First we need an improved MEDICARE for EVERYONE. That can cut total spending by about 30% (activities that serve only to enrich the insurance carriers) and thus allow coverage of EVERYONE for a little less than total now spent caring for about 3/4 of population. Financing care via the tax system will also remove a huge burden from businesses, which may allow them to hire the people they need.

I agree we tend to over-medicalize life in USA, but if folks are freed to seek care (see above) then good, comprehensive care will include advice about what each person can do (exercise, diet, etc), and that can be supplemented by public health and school programs to promote good habits. As a retired endocrinologist, I have seen medicine from both sides.

Guest
Jul 15, 2013

I think that many of the respondents here are missing the main points of this post at least as I see them. The wellness provisions of the ACA are a non-evidence-based, unscientific disaster. They are largely based on the successes claimed by the Safeway CEO – which, of course never actually happened. There is no available evidence to suggest that the kinds of coercive, incentive-laced solutions promoted by the so-called Safeway Amendment will improve health or save money, and,as the initial post suggests growing evidence of potential significant iatrogenesis both physiological and psychological – including (as the Prevention Institute and others have pointed out) cost shifting to those who can least afford it and pissing off people who don’t care to be coerced into turning the workplace into a doctor’s office, inevitably leading to decreased engagement at the workplace and all the negative consequences that occurrence portends – I am all for promoting health for individuals and organizations – but this medicalized coercion is not the way to go – As far as the AMA is concerned the transparency is glaring – They went against their own scientific advisory council to make their decision – because the decision has nothing to do with science – Really? In the short time doctors have with their patients, the limited training most of them have in nutrition, exercise or behavior change, they are going to waste a few minutes of their time doing more hounding of fat people to lose weight? – (after all, most fat people don’t know they are fat because it doesn’t come up that often in this culture – and when they do get hounded it works so well) – that’s why the AMA went against the recommendations of science? Maybe, but could it maybe have something to do with getting all these very effective weight loss approaches covered by insurance -weight watchers. Jenny Craig and bariatric surgeons are out partying after this decision – Jon
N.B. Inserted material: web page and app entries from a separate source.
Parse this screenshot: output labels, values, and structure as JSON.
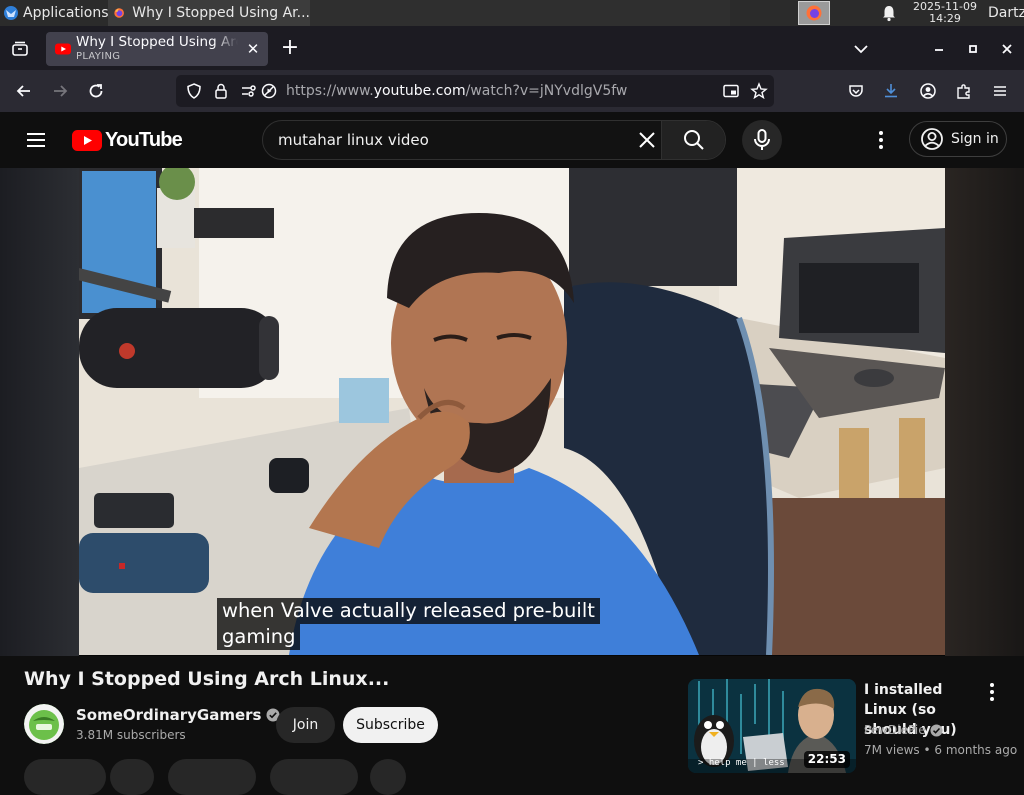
{
  "taskbar": {
    "apps_label": "Applications",
    "task_title": "Why I Stopped Using Ar...",
    "clock_date": "2025-11-09",
    "clock_time": "14:29",
    "user": "Dartz"
  },
  "browser": {
    "tab_title": "Why I Stopped Using Arch Linux...",
    "tab_status": "PLAYING",
    "url_prefix": "https://www.",
    "url_domain": "youtube.com",
    "url_suffix": "/watch?v=jNYvdlgV5fw"
  },
  "youtube": {
    "logo_text": "YouTube",
    "search_query": "mutahar linux video",
    "signin_label": "Sign in"
  },
  "video": {
    "caption_line1": "when Valve actually released pre-built",
    "caption_line2": "gaming"
  },
  "watch": {
    "title": "Why I Stopped Using Arch Linux...",
    "channel_name": "SomeOrdinaryGamers",
    "subscribers": "3.81M subscribers",
    "join_label": "Join",
    "subscribe_label": "Subscribe"
  },
  "recommendation": {
    "title": "I installed Linux (so should you)",
    "channel": "PewDiePie",
    "meta": "7M views • 6 months ago",
    "duration": "22:53",
    "thumb_text": "> help me | less"
  },
  "colors": {
    "yt_red": "#ff0000",
    "browser_bg": "#1c1b22",
    "toolbar_bg": "#2b2a33",
    "page_bg": "#0f0f0f"
  }
}
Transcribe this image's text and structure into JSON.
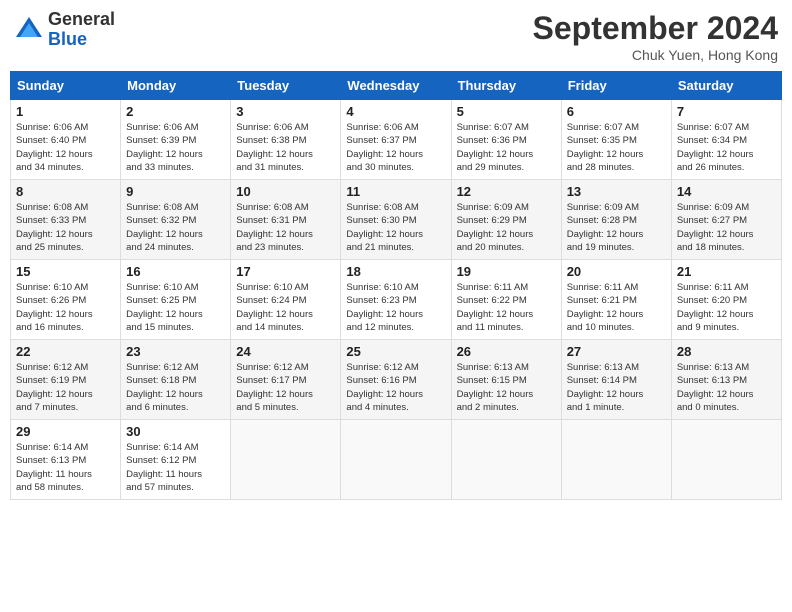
{
  "header": {
    "logo_general": "General",
    "logo_blue": "Blue",
    "title": "September 2024",
    "subtitle": "Chuk Yuen, Hong Kong"
  },
  "days_of_week": [
    "Sunday",
    "Monday",
    "Tuesday",
    "Wednesday",
    "Thursday",
    "Friday",
    "Saturday"
  ],
  "weeks": [
    [
      {
        "day": "1",
        "sunrise": "6:06 AM",
        "sunset": "6:40 PM",
        "daylight": "12 hours and 34 minutes."
      },
      {
        "day": "2",
        "sunrise": "6:06 AM",
        "sunset": "6:39 PM",
        "daylight": "12 hours and 33 minutes."
      },
      {
        "day": "3",
        "sunrise": "6:06 AM",
        "sunset": "6:38 PM",
        "daylight": "12 hours and 31 minutes."
      },
      {
        "day": "4",
        "sunrise": "6:06 AM",
        "sunset": "6:37 PM",
        "daylight": "12 hours and 30 minutes."
      },
      {
        "day": "5",
        "sunrise": "6:07 AM",
        "sunset": "6:36 PM",
        "daylight": "12 hours and 29 minutes."
      },
      {
        "day": "6",
        "sunrise": "6:07 AM",
        "sunset": "6:35 PM",
        "daylight": "12 hours and 28 minutes."
      },
      {
        "day": "7",
        "sunrise": "6:07 AM",
        "sunset": "6:34 PM",
        "daylight": "12 hours and 26 minutes."
      }
    ],
    [
      {
        "day": "8",
        "sunrise": "6:08 AM",
        "sunset": "6:33 PM",
        "daylight": "12 hours and 25 minutes."
      },
      {
        "day": "9",
        "sunrise": "6:08 AM",
        "sunset": "6:32 PM",
        "daylight": "12 hours and 24 minutes."
      },
      {
        "day": "10",
        "sunrise": "6:08 AM",
        "sunset": "6:31 PM",
        "daylight": "12 hours and 23 minutes."
      },
      {
        "day": "11",
        "sunrise": "6:08 AM",
        "sunset": "6:30 PM",
        "daylight": "12 hours and 21 minutes."
      },
      {
        "day": "12",
        "sunrise": "6:09 AM",
        "sunset": "6:29 PM",
        "daylight": "12 hours and 20 minutes."
      },
      {
        "day": "13",
        "sunrise": "6:09 AM",
        "sunset": "6:28 PM",
        "daylight": "12 hours and 19 minutes."
      },
      {
        "day": "14",
        "sunrise": "6:09 AM",
        "sunset": "6:27 PM",
        "daylight": "12 hours and 18 minutes."
      }
    ],
    [
      {
        "day": "15",
        "sunrise": "6:10 AM",
        "sunset": "6:26 PM",
        "daylight": "12 hours and 16 minutes."
      },
      {
        "day": "16",
        "sunrise": "6:10 AM",
        "sunset": "6:25 PM",
        "daylight": "12 hours and 15 minutes."
      },
      {
        "day": "17",
        "sunrise": "6:10 AM",
        "sunset": "6:24 PM",
        "daylight": "12 hours and 14 minutes."
      },
      {
        "day": "18",
        "sunrise": "6:10 AM",
        "sunset": "6:23 PM",
        "daylight": "12 hours and 12 minutes."
      },
      {
        "day": "19",
        "sunrise": "6:11 AM",
        "sunset": "6:22 PM",
        "daylight": "12 hours and 11 minutes."
      },
      {
        "day": "20",
        "sunrise": "6:11 AM",
        "sunset": "6:21 PM",
        "daylight": "12 hours and 10 minutes."
      },
      {
        "day": "21",
        "sunrise": "6:11 AM",
        "sunset": "6:20 PM",
        "daylight": "12 hours and 9 minutes."
      }
    ],
    [
      {
        "day": "22",
        "sunrise": "6:12 AM",
        "sunset": "6:19 PM",
        "daylight": "12 hours and 7 minutes."
      },
      {
        "day": "23",
        "sunrise": "6:12 AM",
        "sunset": "6:18 PM",
        "daylight": "12 hours and 6 minutes."
      },
      {
        "day": "24",
        "sunrise": "6:12 AM",
        "sunset": "6:17 PM",
        "daylight": "12 hours and 5 minutes."
      },
      {
        "day": "25",
        "sunrise": "6:12 AM",
        "sunset": "6:16 PM",
        "daylight": "12 hours and 4 minutes."
      },
      {
        "day": "26",
        "sunrise": "6:13 AM",
        "sunset": "6:15 PM",
        "daylight": "12 hours and 2 minutes."
      },
      {
        "day": "27",
        "sunrise": "6:13 AM",
        "sunset": "6:14 PM",
        "daylight": "12 hours and 1 minute."
      },
      {
        "day": "28",
        "sunrise": "6:13 AM",
        "sunset": "6:13 PM",
        "daylight": "12 hours and 0 minutes."
      }
    ],
    [
      {
        "day": "29",
        "sunrise": "6:14 AM",
        "sunset": "6:13 PM",
        "daylight": "11 hours and 58 minutes."
      },
      {
        "day": "30",
        "sunrise": "6:14 AM",
        "sunset": "6:12 PM",
        "daylight": "11 hours and 57 minutes."
      },
      null,
      null,
      null,
      null,
      null
    ]
  ]
}
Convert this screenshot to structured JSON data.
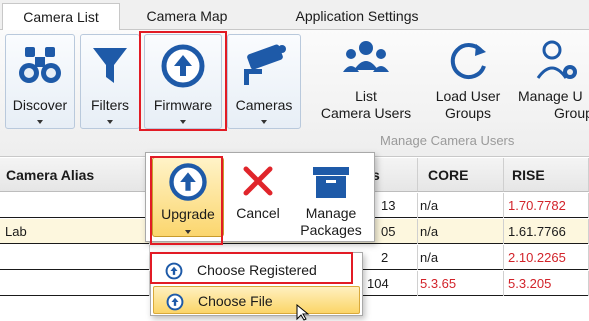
{
  "tabs": [
    {
      "label": "Camera List"
    },
    {
      "label": "Camera Map"
    },
    {
      "label": "Application Settings"
    }
  ],
  "ribbon": {
    "discover": {
      "label": "Discover",
      "icon": "binoculars-icon"
    },
    "filters": {
      "label": "Filters",
      "icon": "funnel-icon"
    },
    "firmware": {
      "label": "Firmware",
      "icon": "upload-circle-icon"
    },
    "cameras": {
      "label": "Cameras",
      "icon": "security-camera-icon"
    },
    "list_users": {
      "line1": "List",
      "line2": "Camera Users",
      "icon": "users-group-icon"
    },
    "load_groups": {
      "line1": "Load User",
      "line2": "Groups",
      "icon": "refresh-icon"
    },
    "manage_groups": {
      "line1": "Manage U",
      "line2": "Groups",
      "icon": "user-gear-icon"
    },
    "group_label": "Manage Camera Users"
  },
  "table": {
    "headers": [
      "Camera Alias",
      "s",
      "CORE",
      "RISE"
    ],
    "rows": [
      {
        "alias": "",
        "version": "13",
        "core": "n/a",
        "rise": "1.70.7782",
        "core_red": false,
        "rise_red": true
      },
      {
        "alias": "Lab",
        "version": "05",
        "core": "n/a",
        "rise": "1.61.7766",
        "core_red": false,
        "rise_red": false
      },
      {
        "alias": "",
        "version": "2",
        "core": "n/a",
        "rise": "2.10.2265",
        "core_red": false,
        "rise_red": true
      },
      {
        "alias": "",
        "version": "104",
        "core": "5.3.65",
        "rise": "5.3.205",
        "core_red": true,
        "rise_red": true
      }
    ]
  },
  "popup": {
    "upgrade": {
      "label": "Upgrade",
      "icon": "upload-circle-icon"
    },
    "cancel": {
      "label": "Cancel",
      "icon": "close-x-icon"
    },
    "manage_packages": {
      "line1": "Manage",
      "line2": "Packages",
      "icon": "archive-box-icon"
    }
  },
  "menu": {
    "items": [
      {
        "label": "Choose Registered"
      },
      {
        "label": "Choose File"
      }
    ]
  },
  "colors": {
    "highlight_red": "#e21b25",
    "version_red": "#d2232a",
    "accent_blue": "#1e5aa8",
    "hover_gold": "#fbd66e"
  }
}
Guest
Jul 15, 2013

Thanks for your note, Jon. I love your concluding sentence…that Jenny Craig and bariatric surgeons are out partying after this series of policy foibles. Indeed, if I actually ran corporate wellness programs, as some of the less engaged commentators noted, I would be out partying with them, because the ACA gives me the push to go wild. Hey, that’s a great name for it: Wellness Gone Wild. Thanks for the inspiration, Jon.

Guest
Dr. Rick Lippin
Jul 15, 2013

It is time that we ALL (patients and providers ) “come clean” about the mutual lie that we have been living and hawking.

The $2.2 trillion dollar plus US organized medical enterprise has little to do with human health outcomes. This has been known for several decades!

see http://www.unnaturalcauses.org

Dr. Rick Lippin
Southampton,Pa

Guest
Jul 15, 2013

Rick: you are right on, as usual. Thanks for contributing.

Guest
Craig "Quack" Vickstrom, M.D.
Jul 16, 2013

Truth.

Guest

I have enjoyed reading this comments and this post. Thanks.

Guest
Jul 15, 2013

ARCPoint, good to hear from you, and thanks.